> [Data for processing]:

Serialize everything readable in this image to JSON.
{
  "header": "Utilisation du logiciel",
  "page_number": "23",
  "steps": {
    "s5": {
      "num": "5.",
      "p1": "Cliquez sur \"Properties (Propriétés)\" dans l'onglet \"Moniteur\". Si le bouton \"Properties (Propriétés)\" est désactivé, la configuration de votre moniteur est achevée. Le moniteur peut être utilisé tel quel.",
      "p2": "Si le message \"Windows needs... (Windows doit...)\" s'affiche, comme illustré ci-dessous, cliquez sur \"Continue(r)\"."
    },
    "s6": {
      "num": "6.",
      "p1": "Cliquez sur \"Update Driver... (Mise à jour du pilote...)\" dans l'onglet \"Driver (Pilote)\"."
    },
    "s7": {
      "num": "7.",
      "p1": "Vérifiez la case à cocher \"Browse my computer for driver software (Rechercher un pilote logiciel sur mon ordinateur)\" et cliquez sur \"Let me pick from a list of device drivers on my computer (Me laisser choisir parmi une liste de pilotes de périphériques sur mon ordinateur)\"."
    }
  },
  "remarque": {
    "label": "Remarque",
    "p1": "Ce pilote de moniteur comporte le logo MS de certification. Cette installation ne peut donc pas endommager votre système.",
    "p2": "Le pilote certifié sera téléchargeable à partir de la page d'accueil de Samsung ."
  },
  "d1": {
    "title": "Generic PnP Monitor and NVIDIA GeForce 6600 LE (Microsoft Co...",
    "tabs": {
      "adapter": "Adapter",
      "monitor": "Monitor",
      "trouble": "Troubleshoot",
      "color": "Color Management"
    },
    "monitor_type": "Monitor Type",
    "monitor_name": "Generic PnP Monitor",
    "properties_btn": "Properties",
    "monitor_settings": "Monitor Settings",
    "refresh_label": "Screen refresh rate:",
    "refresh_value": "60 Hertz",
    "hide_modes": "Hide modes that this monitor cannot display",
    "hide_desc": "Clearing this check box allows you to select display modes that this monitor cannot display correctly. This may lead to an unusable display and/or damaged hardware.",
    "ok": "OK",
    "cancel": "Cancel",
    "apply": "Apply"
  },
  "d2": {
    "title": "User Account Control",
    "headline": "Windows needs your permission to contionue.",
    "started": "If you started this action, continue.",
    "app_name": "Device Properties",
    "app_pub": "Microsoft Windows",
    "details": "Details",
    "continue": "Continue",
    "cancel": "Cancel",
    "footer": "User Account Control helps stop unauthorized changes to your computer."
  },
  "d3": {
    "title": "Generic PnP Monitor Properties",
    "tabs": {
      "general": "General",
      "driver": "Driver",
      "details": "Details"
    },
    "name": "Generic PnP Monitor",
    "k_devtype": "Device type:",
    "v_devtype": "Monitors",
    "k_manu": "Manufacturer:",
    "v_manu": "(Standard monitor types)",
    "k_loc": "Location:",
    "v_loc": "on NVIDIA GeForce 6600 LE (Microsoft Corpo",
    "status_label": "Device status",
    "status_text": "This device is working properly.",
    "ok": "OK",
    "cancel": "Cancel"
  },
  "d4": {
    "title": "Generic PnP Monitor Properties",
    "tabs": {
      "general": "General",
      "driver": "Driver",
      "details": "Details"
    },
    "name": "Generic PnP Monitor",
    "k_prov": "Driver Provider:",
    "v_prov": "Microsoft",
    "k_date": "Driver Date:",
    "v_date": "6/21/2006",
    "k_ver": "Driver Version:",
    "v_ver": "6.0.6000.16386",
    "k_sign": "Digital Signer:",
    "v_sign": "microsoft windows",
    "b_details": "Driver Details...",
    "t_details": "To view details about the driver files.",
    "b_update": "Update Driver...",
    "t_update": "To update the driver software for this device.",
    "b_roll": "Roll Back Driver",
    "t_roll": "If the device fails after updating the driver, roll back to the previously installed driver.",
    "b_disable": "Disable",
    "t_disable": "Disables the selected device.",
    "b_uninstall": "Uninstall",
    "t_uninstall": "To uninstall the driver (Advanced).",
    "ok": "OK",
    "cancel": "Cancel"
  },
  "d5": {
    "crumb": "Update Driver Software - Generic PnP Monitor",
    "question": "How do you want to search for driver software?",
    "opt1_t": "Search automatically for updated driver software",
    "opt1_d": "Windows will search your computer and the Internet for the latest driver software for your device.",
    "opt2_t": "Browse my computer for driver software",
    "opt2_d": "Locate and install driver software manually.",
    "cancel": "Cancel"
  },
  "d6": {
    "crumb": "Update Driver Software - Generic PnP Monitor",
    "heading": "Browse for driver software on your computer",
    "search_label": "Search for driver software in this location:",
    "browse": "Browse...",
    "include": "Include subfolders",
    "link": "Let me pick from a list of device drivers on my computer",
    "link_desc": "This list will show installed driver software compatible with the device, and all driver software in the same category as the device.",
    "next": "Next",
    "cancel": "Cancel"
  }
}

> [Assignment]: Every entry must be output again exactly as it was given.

> [Completed task]:
Serialize everything readable in this image to JSON.
{
  "header": "Utilisation du logiciel",
  "page_number": "23",
  "steps": {
    "s5": {
      "num": "5.",
      "p1": "Cliquez sur \"Properties (Propriétés)\" dans l'onglet \"Moniteur\". Si le bouton \"Properties (Propriétés)\" est désactivé, la configuration de votre moniteur est achevée. Le moniteur peut être utilisé tel quel.",
      "p2": "Si le message \"Windows needs... (Windows doit...)\" s'affiche, comme illustré ci-dessous, cliquez sur \"Continue(r)\"."
    },
    "s6": {
      "num": "6.",
      "p1": "Cliquez sur \"Update Driver... (Mise à jour du pilote...)\" dans l'onglet \"Driver (Pilote)\"."
    },
    "s7": {
      "num": "7.",
      "p1": "Vérifiez la case à cocher \"Browse my computer for driver software (Rechercher un pilote logiciel sur mon ordinateur)\" et cliquez sur \"Let me pick from a list of device drivers on my computer (Me laisser choisir parmi une liste de pilotes de périphériques sur mon ordinateur)\"."
    }
  },
  "remarque": {
    "label": "Remarque",
    "p1": "Ce pilote de moniteur comporte le logo MS de certification. Cette installation ne peut donc pas endommager votre système.",
    "p2": "Le pilote certifié sera téléchargeable à partir de la page d'accueil de Samsung ."
  },
  "d1": {
    "title": "Generic PnP Monitor and NVIDIA GeForce 6600 LE (Microsoft Co...",
    "tabs": {
      "adapter": "Adapter",
      "monitor": "Monitor",
      "trouble": "Troubleshoot",
      "color": "Color Management"
    },
    "monitor_type": "Monitor Type",
    "monitor_name": "Generic PnP Monitor",
    "properties_btn": "Properties",
    "monitor_settings": "Monitor Settings",
    "refresh_label": "Screen refresh rate:",
    "refresh_value": "60 Hertz",
    "hide_modes": "Hide modes that this monitor cannot display",
    "hide_desc": "Clearing this check box allows you to select display modes that this monitor cannot display correctly. This may lead to an unusable display and/or damaged hardware.",
    "ok": "OK",
    "cancel": "Cancel",
    "apply": "Apply"
  },
  "d2": {
    "title": "User Account Control",
    "headline": "Windows needs your permission to contionue.",
    "started": "If you started this action, continue.",
    "app_name": "Device Properties",
    "app_pub": "Microsoft Windows",
    "details": "Details",
    "continue": "Continue",
    "cancel": "Cancel",
    "footer": "User Account Control helps stop unauthorized changes to your computer."
  },
  "d3": {
    "title": "Generic PnP Monitor Properties",
    "tabs": {
      "general": "General",
      "driver": "Driver",
      "details": "Details"
    },
    "name": "Generic PnP Monitor",
    "k_devtype": "Device type:",
    "v_devtype": "Monitors",
    "k_manu": "Manufacturer:",
    "v_manu": "(Standard monitor types)",
    "k_loc": "Location:",
    "v_loc": "on NVIDIA GeForce 6600 LE (Microsoft Corpo",
    "status_label": "Device status",
    "status_text": "This device is working properly.",
    "ok": "OK",
    "cancel": "Cancel"
  },
  "d4": {
    "title": "Generic PnP Monitor Properties",
    "tabs": {
      "general": "General",
      "driver": "Driver",
      "details": "Details"
    },
    "name": "Generic PnP Monitor",
    "k_prov": "Driver Provider:",
    "v_prov": "Microsoft",
    "k_date": "Driver Date:",
    "v_date": "6/21/2006",
    "k_ver": "Driver Version:",
    "v_ver": "6.0.6000.16386",
    "k_sign": "Digital Signer:",
    "v_sign": "microsoft windows",
    "b_details": "Driver Details...",
    "t_details": "To view details about the driver files.",
    "b_update": "Update Driver...",
    "t_update": "To update the driver software for this device.",
    "b_roll": "Roll Back Driver",
    "t_roll": "If the device fails after updating the driver, roll back to the previously installed driver.",
    "b_disable": "Disable",
    "t_disable": "Disables the selected device.",
    "b_uninstall": "Uninstall",
    "t_uninstall": "To uninstall the driver (Advanced).",
    "ok": "OK",
    "cancel": "Cancel"
  },
  "d5": {
    "crumb": "Update Driver Software - Generic PnP Monitor",
    "question": "How do you want to search for driver software?",
    "opt1_t": "Search automatically for updated driver software",
    "opt1_d": "Windows will search your computer and the Internet for the latest driver software for your device.",
    "opt2_t": "Browse my computer for driver software",
    "opt2_d": "Locate and install driver software manually.",
    "cancel": "Cancel"
  },
  "d6": {
    "crumb": "Update Driver Software - Generic PnP Monitor",
    "heading": "Browse for driver software on your computer",
    "search_label": "Search for driver software in this location:",
    "browse": "Browse...",
    "include": "Include subfolders",
    "link": "Let me pick from a list of device drivers on my computer",
    "link_desc": "This list will show installed driver software compatible with the device, and all driver software in the same category as the device.",
    "next": "Next",
    "cancel": "Cancel"
  }
}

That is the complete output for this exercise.